Blurred Lines: Protecting the Best interest of Children
In contested child custody cases, judges are given the task of deciding what is in the best interest of children. This is typically done by first considering the evidence presented by the attorneys of the respective clients and the recommendation of a guardian ad litem. The guardian is usually an attorney appointed to represent the best interest of the child.
I recently had somewhat of a heated conversation with an opposing attorney about how our roles are defined. In this highly contested custody case, I represent the mother; the opposing attorney represents the father; and the child has been appointed a guardian ad litem. In one of our conversations, the opposing attorney forcefully accused me of taking the case too personally. When I explained to her that I was merely trying to protect the child from a potential danger, her response was, “it is not your job to protect this child. That is what the guardian is for”. I was shocked. Just last week, I had a similar conversation with a guardian ad litem. In this termination of parental rights, I requested that the child’s address be kept confidential because the father, who has not seen the child in over 3 years, has a long criminal history; was physically violent towards the mother during the relationship; and has a history of mental illness causing him to be institutionalized several times. At the conclusion of that conversation, the guardian stated, “Well, my goal in this case is different from yours”. Again, I was shocked.

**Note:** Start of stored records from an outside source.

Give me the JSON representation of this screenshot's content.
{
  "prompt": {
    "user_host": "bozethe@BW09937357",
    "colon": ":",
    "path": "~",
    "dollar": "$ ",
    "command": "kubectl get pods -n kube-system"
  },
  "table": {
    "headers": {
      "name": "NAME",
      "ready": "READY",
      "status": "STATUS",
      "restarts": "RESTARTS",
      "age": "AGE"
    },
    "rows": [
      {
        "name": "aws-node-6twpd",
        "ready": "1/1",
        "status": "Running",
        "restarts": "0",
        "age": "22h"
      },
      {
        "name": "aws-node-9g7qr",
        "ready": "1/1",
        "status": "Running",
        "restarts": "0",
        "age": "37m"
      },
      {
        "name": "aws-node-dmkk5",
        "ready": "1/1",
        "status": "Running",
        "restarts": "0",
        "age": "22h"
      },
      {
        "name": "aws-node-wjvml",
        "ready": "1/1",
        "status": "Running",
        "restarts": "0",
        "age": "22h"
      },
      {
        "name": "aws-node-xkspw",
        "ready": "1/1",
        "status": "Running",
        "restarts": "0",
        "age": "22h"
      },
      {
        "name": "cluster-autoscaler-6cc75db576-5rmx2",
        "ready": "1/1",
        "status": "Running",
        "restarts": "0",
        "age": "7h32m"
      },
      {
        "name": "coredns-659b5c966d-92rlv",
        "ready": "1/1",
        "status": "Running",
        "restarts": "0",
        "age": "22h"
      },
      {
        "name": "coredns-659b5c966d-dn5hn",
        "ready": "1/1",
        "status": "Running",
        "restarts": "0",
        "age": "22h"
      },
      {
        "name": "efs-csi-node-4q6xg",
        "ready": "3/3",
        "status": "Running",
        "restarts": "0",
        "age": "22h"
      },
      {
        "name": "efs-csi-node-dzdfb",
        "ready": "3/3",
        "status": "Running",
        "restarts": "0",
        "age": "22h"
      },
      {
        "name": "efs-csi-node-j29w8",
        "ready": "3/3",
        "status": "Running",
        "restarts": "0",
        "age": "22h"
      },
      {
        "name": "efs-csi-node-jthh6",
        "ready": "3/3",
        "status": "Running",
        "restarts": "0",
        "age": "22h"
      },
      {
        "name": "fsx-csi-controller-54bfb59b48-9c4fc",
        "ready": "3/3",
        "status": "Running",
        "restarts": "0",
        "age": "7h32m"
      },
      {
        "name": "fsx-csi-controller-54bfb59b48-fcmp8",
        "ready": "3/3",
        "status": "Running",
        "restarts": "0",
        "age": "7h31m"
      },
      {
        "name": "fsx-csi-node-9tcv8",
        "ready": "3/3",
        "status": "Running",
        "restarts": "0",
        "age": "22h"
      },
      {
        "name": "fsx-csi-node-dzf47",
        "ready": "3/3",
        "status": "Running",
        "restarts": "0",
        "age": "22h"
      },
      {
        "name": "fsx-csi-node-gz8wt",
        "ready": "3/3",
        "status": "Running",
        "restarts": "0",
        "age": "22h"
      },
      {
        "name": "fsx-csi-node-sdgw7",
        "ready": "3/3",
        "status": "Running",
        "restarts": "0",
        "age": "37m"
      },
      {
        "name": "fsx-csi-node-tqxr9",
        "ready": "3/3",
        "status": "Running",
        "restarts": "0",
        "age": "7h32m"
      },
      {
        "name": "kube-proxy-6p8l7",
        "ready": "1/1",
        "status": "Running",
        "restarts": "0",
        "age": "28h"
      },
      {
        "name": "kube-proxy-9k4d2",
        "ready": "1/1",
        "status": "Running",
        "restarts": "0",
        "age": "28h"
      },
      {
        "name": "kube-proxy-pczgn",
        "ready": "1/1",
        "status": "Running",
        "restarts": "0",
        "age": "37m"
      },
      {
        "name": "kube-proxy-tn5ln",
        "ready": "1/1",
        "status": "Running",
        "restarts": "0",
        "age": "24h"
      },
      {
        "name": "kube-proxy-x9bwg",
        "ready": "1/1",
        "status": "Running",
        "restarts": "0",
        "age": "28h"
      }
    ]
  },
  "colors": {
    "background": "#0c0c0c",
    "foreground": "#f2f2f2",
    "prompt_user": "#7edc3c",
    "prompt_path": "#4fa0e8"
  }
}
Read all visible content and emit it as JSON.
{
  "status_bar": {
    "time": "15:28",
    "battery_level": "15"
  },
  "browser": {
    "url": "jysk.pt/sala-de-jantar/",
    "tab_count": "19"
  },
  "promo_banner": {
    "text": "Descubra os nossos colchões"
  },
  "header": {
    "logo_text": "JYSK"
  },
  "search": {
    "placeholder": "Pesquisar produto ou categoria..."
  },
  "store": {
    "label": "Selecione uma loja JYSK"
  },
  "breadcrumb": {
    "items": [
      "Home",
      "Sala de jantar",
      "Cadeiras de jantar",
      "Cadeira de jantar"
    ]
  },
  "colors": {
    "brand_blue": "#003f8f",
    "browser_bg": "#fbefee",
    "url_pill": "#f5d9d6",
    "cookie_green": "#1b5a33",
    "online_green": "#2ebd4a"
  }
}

Both conversations made me think, “Is it possible for the role of a parent’s attorney and the role of the guardian to become blurred?” Shouldn’t we all be fighting for the same thing…to protect the safety and welfare of children? Personally, that is the very reason I practice family law. It is the most direct way that I can use my chosen profession to help children.
I completely understand why many family law attorneys would disagree. Often, the wishes of a client are contrary to the best interest of the child, but the attorney is bound by the State Bars Rules of Professional Conduct to diligently advocate for the client. It is a very interesting debate that will not be resolved in this blog. All I can do is make the personal decision on what I think is right and conduct my business accordingly.
At Daniele Johnson & Associates, we believe that the interest of the client and the best interest of the children are the same thing. We will work with you to identify what is in the best interest of your children and strongly advocate towards that goal.